On July 11, the council approved the resolution initiated by Iceland by a vote of 18 to 14, that requests the UN human rights office to present a comprehensive report on human rights in the Philippines to the council next June. The resolution also expresses concern about the range of rights violations in the country and calls on the government to cooperate with UN human rights mechanisms and experts. The Philippine government earlier denounced the resolution as a “divisive motion” and sought to block it.

“The Human Rights Council resolution on the Philippines is a modest but vital measure,” said Laila Matar, deputy Geneva director. “It signals the start of accountability for thousands of ‘drug war’-related killings and other abuses, and will provide hope to countless survivors and families of victims.”

Iceland and other countries presented the resolution to address flagrant violations of human rights in the Philippines under President Rodrigo Duterte’s administration. The requested June 2020 report by the high commissioner for human rights and discussion by member states could form the basis for further action if the situation in the Philippines does not improve or those responsible for abuses go unpunished. Meanwhile, the council should monitor the Philippines closely and take urgent action as necessary.

Since Duterte took office in June 2016, Philippine police have said that they have killed more than 6,600 people during anti-drug operations. Other estimates by local nongovernmental organizations and the national Commission on Human Rights place the death toll of the “drug war” at more than 27,000.

The police have sought to justify the killings on the grounds that suspects “fought back.” Such claims are belied by reporting from human rights groups, including Human Rights Watch, and domestic and international media that found police routinely plant evidence such as guns and drugs on victims’ bodies to justify killings.

The unlawful killing of drug suspects has affected the families of the mostly impoverished victims, particularly children. Many of these children have stopped going to school; are forced to work or live in the streets after the killing of the family breadwinner; and suffer deep, psychological trauma.

In Geneva, the Philippine government tried to deflect the issues raised in the resolution by waging an aggressive disinformation campaign against Iceland and those that supported the measure, including human rights groups and critics of the “drug war.” Previously, the Philippines, a member of the council, and Duterte himself sought to discredit the UN and the experts it appoints to investigate human rights issues. In early June, 11 of these experts launched a call on the Human Rights Council to establish an independent investigation into human rights violations in the Philippines. The government also launched a campaign in the Philippines to vilify and harass human rights defenders, journalists, and clergy who criticized the “drug war” killings.

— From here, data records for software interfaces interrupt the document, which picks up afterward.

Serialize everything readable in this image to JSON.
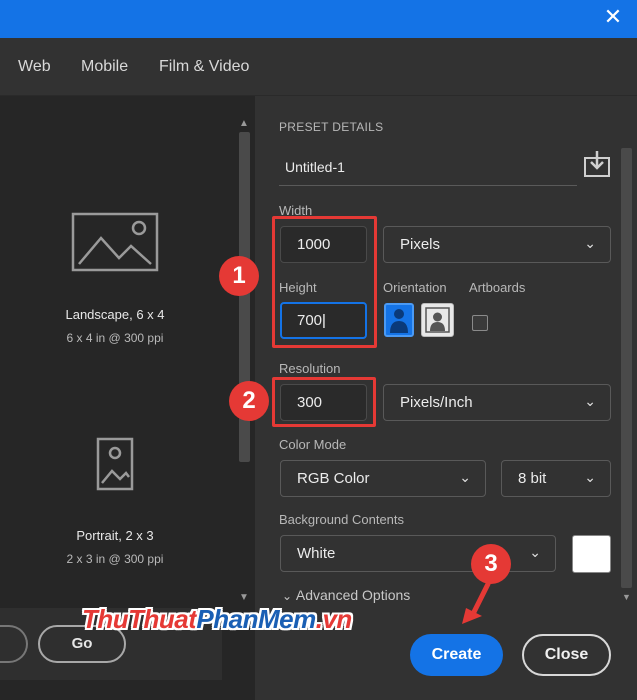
{
  "titlebar": {
    "close_glyph": "✕",
    "close_icon": "close-icon"
  },
  "tabs": [
    "Web",
    "Mobile",
    "Film & Video"
  ],
  "presets": [
    {
      "title": "Landscape, 6 x 4",
      "subtitle": "6 x 4 in @ 300 ppi",
      "icon": "landscape-image-icon"
    },
    {
      "title": "Portrait, 2 x 3",
      "subtitle": "2 x 3 in @ 300 ppi",
      "icon": "portrait-image-icon"
    }
  ],
  "left_footer": {
    "go_label": "Go"
  },
  "details": {
    "section_title": "PRESET DETAILS",
    "document_name": "Untitled-1",
    "save_icon": "save-preset-icon",
    "width_label": "Width",
    "width_value": "1000",
    "width_unit": "Pixels",
    "height_label": "Height",
    "height_value": "700",
    "orientation_label": "Orientation",
    "artboards_label": "Artboards",
    "artboards_checked": false,
    "orientation_selected": "portrait",
    "resolution_label": "Resolution",
    "resolution_value": "300",
    "resolution_unit": "Pixels/Inch",
    "color_mode_label": "Color Mode",
    "color_mode_value": "RGB Color",
    "bit_depth_value": "8 bit",
    "background_label": "Background Contents",
    "background_value": "White",
    "background_swatch": "#ffffff",
    "advanced_label": "Advanced Options"
  },
  "actions": {
    "create_label": "Create",
    "close_label": "Close"
  },
  "annotations": {
    "badge_1": "1",
    "badge_2": "2",
    "badge_3": "3",
    "color": "#e53935"
  },
  "watermark": {
    "part_a": "ThuThuat",
    "part_b": "PhanMem",
    "part_c": ".vn"
  },
  "colors": {
    "accent": "#1473e6",
    "panel": "#323232",
    "left_panel": "#262626"
  }
}
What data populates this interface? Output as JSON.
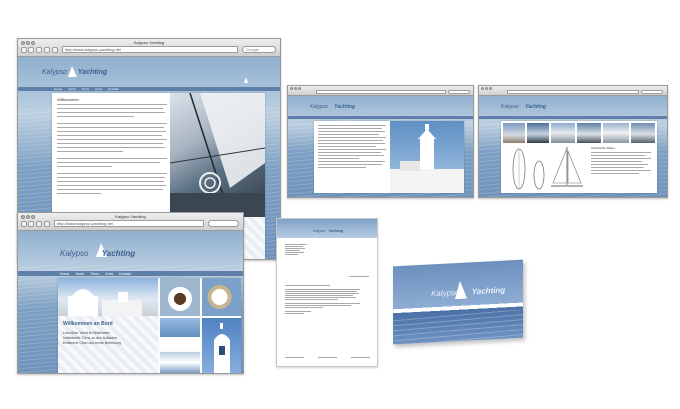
{
  "browser_main": {
    "window_title": "Kalypso Yachting",
    "url": "http://www.kalypso-yachting.de/",
    "search_placeholder": "Google",
    "logo_part1": "Kalypso",
    "logo_part2": "Yachting",
    "heading": "Willkommen",
    "nav": [
      "Home",
      "Yacht",
      "Törns",
      "Crew",
      "Kontakt"
    ]
  },
  "browser_small2": {
    "logo_part1": "Kalypso",
    "logo_part2": "Yachting"
  },
  "browser_small3": {
    "logo_part1": "Kalypso",
    "logo_part2": "Yachting",
    "table_heading": "Technische Daten"
  },
  "browser_bottom": {
    "window_title": "Kalypso Yachting",
    "url": "http://www.kalypso-yachting.de/",
    "logo_part1": "Kalypso",
    "logo_part2": "Yachting",
    "nav": [
      "Home",
      "Yacht",
      "Törns",
      "Crew",
      "Kontakt"
    ],
    "box_heading": "Willkommen an Bord",
    "box_lines": [
      "Luxuriöse Yacht im Mittelmeer",
      "Individuelle Törns zu den Kykladen",
      "Erfahrene Crew und beste Betreuung"
    ]
  },
  "letterhead": {
    "logo_part1": "Kalypso",
    "logo_part2": "Yachting"
  },
  "business_card": {
    "logo_part1": "Kalypso",
    "logo_part2": "Yachting"
  },
  "colors": {
    "brand_blue": "#3d5f8e",
    "nav_blue": "#5d7fa8",
    "sea_blue": "#6f93bb"
  }
}
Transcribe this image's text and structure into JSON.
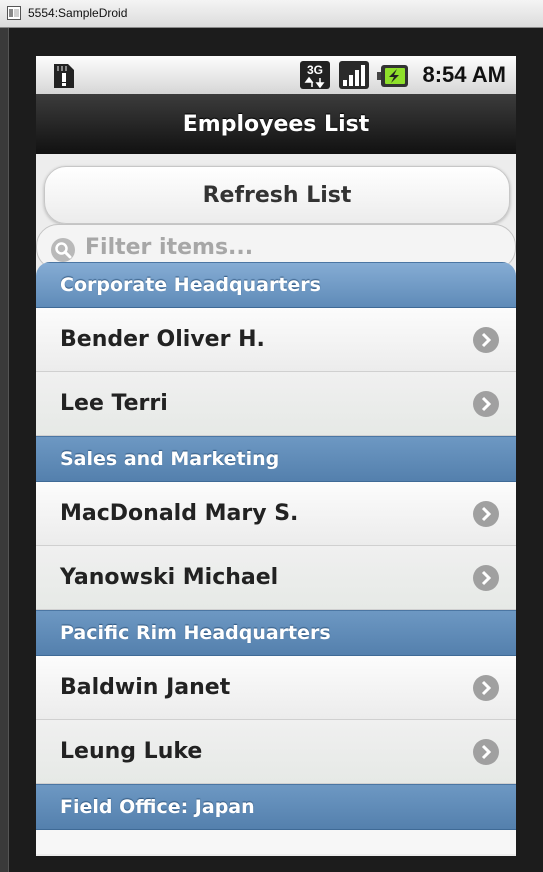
{
  "window": {
    "title": "5554:SampleDroid"
  },
  "status_bar": {
    "time": "8:54 AM",
    "network": "3G"
  },
  "header": {
    "title": "Employees List"
  },
  "refresh_button": {
    "label": "Refresh List"
  },
  "filter": {
    "placeholder": "Filter items..."
  },
  "groups": [
    {
      "name": "Corporate Headquarters",
      "employees": [
        "Bender Oliver H.",
        "Lee Terri"
      ]
    },
    {
      "name": "Sales and Marketing",
      "employees": [
        "MacDonald Mary S.",
        "Yanowski Michael"
      ]
    },
    {
      "name": "Pacific Rim Headquarters",
      "employees": [
        "Baldwin Janet",
        "Leung Luke"
      ]
    },
    {
      "name": "Field Office: Japan",
      "employees": []
    }
  ],
  "colors": {
    "divider": "#5a86b3",
    "header": "#1f1f1f",
    "chevron": "#9a9a9a"
  }
}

“Countries determined to address the human rights crisis in the Philippines prevailed in the face of Manila’s ultimately counterproductive efforts to shield itself from scrutiny,” Matar said. “The challenge now is to ensure that the process moves quickly to compel the Philippine government to stop the killings and prosecute those responsible.”